Please give back the listing exactly as it reads.

"""

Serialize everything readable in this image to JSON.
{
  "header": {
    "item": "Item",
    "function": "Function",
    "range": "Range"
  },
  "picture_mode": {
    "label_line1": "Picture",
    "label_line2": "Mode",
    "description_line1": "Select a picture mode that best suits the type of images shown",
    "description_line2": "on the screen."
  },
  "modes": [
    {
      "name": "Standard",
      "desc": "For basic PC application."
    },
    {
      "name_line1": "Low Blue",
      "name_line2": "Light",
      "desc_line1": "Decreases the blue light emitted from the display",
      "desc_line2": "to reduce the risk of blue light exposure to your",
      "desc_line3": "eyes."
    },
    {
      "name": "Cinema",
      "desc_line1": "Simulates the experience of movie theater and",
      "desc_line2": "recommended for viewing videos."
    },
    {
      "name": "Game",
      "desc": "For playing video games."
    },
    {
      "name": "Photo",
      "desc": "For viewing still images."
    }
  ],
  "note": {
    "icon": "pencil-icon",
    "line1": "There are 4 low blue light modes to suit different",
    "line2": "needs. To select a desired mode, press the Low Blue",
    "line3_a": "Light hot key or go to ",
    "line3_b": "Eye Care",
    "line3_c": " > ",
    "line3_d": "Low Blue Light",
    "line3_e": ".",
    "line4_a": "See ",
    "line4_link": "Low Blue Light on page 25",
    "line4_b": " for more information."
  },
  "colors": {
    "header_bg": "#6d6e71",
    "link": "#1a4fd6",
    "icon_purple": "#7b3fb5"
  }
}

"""

◆ **Completed exercise**
Serialize everything readable in this image to JSON.
{
  "header": {
    "item": "Item",
    "function": "Function",
    "range": "Range"
  },
  "picture_mode": {
    "label_line1": "Picture",
    "label_line2": "Mode",
    "description_line1": "Select a picture mode that best suits the type of images shown",
    "description_line2": "on the screen."
  },
  "modes": [
    {
      "name": "Standard",
      "desc": "For basic PC application."
    },
    {
      "name_line1": "Low Blue",
      "name_line2": "Light",
      "desc_line1": "Decreases the blue light emitted from the display",
      "desc_line2": "to reduce the risk of blue light exposure to your",
      "desc_line3": "eyes."
    },
    {
      "name": "Cinema",
      "desc_line1": "Simulates the experience of movie theater and",
      "desc_line2": "recommended for viewing videos."
    },
    {
      "name": "Game",
      "desc": "For playing video games."
    },
    {
      "name": "Photo",
      "desc": "For viewing still images."
    }
  ],
  "note": {
    "icon": "pencil-icon",
    "line1": "There are 4 low blue light modes to suit different",
    "line2": "needs. To select a desired mode, press the Low Blue",
    "line3_a": "Light hot key or go to ",
    "line3_b": "Eye Care",
    "line3_c": " > ",
    "line3_d": "Low Blue Light",
    "line3_e": ".",
    "line4_a": "See ",
    "line4_link": "Low Blue Light on page 25",
    "line4_b": " for more information."
  },
  "colors": {
    "header_bg": "#6d6e71",
    "link": "#1a4fd6",
    "icon_purple": "#7b3fb5"
  }
}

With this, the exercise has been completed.